A middle-aged doctor dies, leaving behind his wife and children. He awakes to find himself in purgatory. Though he’s not a bad person, apparently certain forms of debauchery are synonymous with suicide. After serving penance by roaming this hellish landscape for some undefined amount of time, Dr. André Luiz is rescued by people wearing white sheets and granted entrance to a futuristic city referred to only as “Our Home”.
Our Home is more like a way station than it is Shangri-La. If you’ve ever seen the 1991 romantic comedy Defending Your Life starring Albert Brooks and Meryl Streep, the purpose and layout of the cities in both films is similar–each is a holding area where people’s souls either wait to be reincarnated or move on to a higher plane of existence.
This is Brazil’s biggest budget film in history, 20 million Brazillian reals (12.4 million US dollars). For frame of reference, that’s roughly how much it cost to make Terry Gilliam’s 1981 film Time Bandits. The reason for making a comparison is to point out that 20 million probably doesn’t buy you a lot in terms of special effects these days. Despite all of their good intentions and hard work, much of this movie looked 20 years behind what I suspect American audiences have come to expect from space and fantasy films.
There are some interesting twists to writer Wagner de Assis’s retelling of life after death though. (1) Housing seems scarce, so inhabitants of Our Home must “rent” rooms in shared residences. (2) Family bonds transcend corporeal existence, so you get to keep the same parents and children if you’re reincarnated (woo-hoo!). And by far the strangest matter-of-fact, (3) some of mankind’s greatest achievements in technology (e.g. computers, paddle boats, Viagra) were invented in Our Home and carried back to earth by reborn souls.

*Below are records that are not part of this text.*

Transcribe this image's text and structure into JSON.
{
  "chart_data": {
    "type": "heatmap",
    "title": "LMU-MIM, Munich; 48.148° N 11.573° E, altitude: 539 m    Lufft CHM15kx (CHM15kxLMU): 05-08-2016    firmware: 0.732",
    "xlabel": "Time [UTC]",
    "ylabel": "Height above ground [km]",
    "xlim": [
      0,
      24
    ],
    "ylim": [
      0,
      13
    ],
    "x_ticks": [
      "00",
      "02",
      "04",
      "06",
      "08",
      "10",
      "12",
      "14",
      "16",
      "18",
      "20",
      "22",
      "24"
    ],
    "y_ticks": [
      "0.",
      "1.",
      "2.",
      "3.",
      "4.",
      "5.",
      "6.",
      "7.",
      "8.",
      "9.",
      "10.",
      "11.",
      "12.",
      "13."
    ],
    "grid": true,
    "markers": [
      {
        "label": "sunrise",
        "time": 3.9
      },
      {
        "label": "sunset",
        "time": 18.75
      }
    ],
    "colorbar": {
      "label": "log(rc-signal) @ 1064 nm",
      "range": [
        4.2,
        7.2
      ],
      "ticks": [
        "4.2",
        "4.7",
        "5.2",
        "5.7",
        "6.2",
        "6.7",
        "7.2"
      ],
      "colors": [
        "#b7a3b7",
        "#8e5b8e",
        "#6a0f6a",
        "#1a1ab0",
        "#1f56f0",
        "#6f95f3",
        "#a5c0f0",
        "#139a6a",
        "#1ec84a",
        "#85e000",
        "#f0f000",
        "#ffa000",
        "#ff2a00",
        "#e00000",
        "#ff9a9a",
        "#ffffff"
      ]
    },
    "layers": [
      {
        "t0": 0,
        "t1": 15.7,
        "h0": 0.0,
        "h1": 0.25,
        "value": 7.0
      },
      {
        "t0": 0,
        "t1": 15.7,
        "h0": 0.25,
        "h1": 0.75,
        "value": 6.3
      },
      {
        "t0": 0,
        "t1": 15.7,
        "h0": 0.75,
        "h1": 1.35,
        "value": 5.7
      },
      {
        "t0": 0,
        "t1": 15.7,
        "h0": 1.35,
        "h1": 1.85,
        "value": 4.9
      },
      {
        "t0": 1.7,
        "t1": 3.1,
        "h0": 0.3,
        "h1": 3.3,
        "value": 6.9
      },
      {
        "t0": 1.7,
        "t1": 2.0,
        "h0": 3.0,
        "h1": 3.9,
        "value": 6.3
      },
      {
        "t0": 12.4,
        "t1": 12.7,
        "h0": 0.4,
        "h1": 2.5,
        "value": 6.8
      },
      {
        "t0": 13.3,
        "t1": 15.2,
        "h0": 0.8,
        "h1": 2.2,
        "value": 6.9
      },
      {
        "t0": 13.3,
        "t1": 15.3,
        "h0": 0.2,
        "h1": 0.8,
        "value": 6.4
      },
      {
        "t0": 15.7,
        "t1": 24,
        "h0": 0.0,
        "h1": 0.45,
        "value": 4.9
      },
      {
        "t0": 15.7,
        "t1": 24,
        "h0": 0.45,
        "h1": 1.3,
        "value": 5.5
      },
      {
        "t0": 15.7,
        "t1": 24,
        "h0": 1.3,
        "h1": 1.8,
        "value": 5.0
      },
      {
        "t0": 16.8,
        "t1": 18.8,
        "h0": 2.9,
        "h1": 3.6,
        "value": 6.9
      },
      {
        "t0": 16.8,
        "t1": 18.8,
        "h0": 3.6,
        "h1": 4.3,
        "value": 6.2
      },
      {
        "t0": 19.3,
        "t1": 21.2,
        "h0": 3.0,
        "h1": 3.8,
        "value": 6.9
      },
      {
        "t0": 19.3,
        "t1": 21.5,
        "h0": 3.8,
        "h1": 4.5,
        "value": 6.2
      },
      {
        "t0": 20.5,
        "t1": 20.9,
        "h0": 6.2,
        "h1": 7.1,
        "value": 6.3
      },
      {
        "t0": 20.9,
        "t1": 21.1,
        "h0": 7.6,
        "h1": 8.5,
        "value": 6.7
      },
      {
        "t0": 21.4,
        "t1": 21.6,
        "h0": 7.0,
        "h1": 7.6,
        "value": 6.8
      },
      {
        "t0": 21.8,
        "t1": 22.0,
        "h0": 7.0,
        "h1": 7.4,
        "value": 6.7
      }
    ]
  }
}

Venue: Seattle International Film Festival, 2011
Genre: Sci-fi, Drama